▸ Exercise directions
Copy out all lines of the records in which the word "diğer" appears.

[Supplied data]

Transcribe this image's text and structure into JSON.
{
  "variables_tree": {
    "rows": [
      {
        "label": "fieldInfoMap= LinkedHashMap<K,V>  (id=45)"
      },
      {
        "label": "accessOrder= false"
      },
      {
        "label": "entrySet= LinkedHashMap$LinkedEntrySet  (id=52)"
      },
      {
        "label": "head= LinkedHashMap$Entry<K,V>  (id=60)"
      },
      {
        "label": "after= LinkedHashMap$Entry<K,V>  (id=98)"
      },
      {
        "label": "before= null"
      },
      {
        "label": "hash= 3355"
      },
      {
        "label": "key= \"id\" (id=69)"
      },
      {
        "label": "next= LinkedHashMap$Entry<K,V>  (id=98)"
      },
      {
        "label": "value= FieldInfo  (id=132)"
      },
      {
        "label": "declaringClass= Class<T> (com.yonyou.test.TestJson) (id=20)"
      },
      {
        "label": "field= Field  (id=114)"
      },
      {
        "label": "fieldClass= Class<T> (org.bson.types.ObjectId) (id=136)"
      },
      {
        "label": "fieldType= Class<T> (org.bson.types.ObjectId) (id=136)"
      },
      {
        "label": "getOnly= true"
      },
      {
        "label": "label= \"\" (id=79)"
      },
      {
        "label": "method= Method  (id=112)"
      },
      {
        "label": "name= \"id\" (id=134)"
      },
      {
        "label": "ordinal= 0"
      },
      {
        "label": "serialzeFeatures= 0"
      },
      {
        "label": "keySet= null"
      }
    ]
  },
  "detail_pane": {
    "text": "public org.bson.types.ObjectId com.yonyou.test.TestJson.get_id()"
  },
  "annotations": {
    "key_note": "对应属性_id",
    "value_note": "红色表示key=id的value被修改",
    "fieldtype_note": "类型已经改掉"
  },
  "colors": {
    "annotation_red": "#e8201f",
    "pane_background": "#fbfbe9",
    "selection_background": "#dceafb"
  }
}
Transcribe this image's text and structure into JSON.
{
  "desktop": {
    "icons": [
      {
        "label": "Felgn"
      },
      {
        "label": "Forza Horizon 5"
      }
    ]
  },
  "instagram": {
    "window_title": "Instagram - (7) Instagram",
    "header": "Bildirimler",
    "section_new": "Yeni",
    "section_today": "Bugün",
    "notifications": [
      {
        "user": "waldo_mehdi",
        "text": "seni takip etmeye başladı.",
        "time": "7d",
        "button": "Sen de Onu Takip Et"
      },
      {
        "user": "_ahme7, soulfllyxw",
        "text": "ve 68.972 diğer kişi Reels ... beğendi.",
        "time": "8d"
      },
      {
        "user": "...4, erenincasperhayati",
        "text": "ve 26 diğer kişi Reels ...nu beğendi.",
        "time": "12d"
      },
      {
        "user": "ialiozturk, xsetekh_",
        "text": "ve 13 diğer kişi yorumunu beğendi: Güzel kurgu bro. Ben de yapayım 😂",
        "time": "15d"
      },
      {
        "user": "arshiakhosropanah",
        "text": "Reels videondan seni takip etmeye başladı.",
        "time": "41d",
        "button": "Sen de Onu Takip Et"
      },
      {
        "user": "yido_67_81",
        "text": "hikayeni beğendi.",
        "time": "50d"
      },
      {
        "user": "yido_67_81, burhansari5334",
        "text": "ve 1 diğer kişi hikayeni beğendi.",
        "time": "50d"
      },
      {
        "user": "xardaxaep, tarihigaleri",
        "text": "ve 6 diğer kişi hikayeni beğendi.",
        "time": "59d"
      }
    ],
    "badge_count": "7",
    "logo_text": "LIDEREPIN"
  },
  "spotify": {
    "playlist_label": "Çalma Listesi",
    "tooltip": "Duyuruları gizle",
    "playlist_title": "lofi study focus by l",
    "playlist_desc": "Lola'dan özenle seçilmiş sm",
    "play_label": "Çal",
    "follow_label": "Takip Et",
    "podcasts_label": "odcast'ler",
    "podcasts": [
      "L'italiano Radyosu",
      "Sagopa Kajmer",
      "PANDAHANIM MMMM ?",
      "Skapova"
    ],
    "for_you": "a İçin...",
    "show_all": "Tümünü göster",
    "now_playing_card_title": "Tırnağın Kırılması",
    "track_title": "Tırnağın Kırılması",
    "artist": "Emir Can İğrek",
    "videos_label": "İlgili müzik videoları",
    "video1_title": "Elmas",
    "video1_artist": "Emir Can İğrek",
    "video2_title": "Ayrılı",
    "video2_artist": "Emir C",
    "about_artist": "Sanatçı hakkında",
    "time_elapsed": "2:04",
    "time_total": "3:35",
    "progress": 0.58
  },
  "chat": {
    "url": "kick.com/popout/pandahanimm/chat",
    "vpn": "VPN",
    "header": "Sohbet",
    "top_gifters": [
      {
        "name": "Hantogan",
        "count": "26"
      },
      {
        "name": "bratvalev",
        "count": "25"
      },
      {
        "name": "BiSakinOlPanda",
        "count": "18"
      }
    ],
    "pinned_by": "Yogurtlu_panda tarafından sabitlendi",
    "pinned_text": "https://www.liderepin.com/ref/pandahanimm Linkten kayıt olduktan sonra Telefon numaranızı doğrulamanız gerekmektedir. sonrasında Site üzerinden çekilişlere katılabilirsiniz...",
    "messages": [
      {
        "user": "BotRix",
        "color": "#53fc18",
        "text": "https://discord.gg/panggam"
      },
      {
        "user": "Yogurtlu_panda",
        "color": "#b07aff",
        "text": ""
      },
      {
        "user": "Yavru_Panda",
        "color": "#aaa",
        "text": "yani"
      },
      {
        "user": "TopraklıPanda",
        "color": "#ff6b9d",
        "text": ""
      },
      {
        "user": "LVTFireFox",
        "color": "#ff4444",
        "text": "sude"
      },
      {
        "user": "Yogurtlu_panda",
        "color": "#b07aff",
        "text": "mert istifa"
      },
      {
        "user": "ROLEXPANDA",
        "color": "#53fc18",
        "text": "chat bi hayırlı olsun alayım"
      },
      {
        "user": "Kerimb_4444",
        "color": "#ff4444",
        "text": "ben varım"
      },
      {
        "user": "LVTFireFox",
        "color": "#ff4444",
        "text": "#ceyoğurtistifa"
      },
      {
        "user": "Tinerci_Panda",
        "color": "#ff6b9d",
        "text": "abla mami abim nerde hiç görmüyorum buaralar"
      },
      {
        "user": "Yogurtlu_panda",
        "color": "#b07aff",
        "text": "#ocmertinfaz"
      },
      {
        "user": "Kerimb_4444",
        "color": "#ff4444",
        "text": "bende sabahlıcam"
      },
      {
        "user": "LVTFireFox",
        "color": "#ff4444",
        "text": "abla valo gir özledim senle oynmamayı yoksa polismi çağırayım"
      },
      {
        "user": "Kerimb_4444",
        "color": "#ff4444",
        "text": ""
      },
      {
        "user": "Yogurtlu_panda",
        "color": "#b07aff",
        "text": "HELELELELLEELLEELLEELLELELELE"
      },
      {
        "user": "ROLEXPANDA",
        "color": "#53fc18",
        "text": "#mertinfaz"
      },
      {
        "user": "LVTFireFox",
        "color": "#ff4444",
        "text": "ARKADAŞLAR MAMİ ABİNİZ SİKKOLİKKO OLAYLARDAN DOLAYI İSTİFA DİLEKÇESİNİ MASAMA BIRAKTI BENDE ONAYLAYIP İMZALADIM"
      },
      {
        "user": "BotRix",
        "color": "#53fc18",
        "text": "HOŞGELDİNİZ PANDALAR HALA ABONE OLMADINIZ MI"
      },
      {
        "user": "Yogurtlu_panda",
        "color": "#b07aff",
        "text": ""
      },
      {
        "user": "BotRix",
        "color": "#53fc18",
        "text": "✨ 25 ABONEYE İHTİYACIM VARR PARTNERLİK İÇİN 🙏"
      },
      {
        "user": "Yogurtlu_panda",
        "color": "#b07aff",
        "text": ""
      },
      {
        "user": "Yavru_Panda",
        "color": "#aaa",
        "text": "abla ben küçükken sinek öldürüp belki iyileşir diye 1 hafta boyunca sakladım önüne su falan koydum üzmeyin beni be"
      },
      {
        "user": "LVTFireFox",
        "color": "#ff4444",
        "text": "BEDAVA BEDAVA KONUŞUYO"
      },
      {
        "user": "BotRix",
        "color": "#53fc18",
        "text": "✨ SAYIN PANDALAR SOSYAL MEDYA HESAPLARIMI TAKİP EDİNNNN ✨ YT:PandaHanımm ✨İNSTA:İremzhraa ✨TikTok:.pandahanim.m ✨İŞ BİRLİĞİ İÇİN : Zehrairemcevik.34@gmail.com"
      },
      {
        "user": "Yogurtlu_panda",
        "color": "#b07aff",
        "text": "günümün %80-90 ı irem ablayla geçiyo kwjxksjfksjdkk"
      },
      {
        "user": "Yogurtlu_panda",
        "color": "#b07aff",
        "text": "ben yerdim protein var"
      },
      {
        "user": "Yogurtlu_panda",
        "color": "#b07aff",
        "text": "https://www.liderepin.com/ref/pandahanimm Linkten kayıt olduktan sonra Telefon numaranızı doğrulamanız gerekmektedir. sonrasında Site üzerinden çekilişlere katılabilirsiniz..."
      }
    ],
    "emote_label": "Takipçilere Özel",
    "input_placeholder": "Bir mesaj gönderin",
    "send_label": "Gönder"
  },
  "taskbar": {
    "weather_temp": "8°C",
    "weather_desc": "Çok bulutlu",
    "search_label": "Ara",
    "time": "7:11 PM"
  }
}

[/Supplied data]

▸ Written response
        "text": "ve 68.972 diğer kişi Reels ... beğendi.",
        "text": "ve 26 diğer kişi Reels ...nu beğendi.",
        "text": "ve 13 diğer kişi yorumunu beğendi: Güzel kurgu bro. Ben de yapayım 😂",
        "text": "ve 1 diğer kişi hikayeni beğendi.",
        "text": "ve 6 diğer kişi hikayeni beğendi.",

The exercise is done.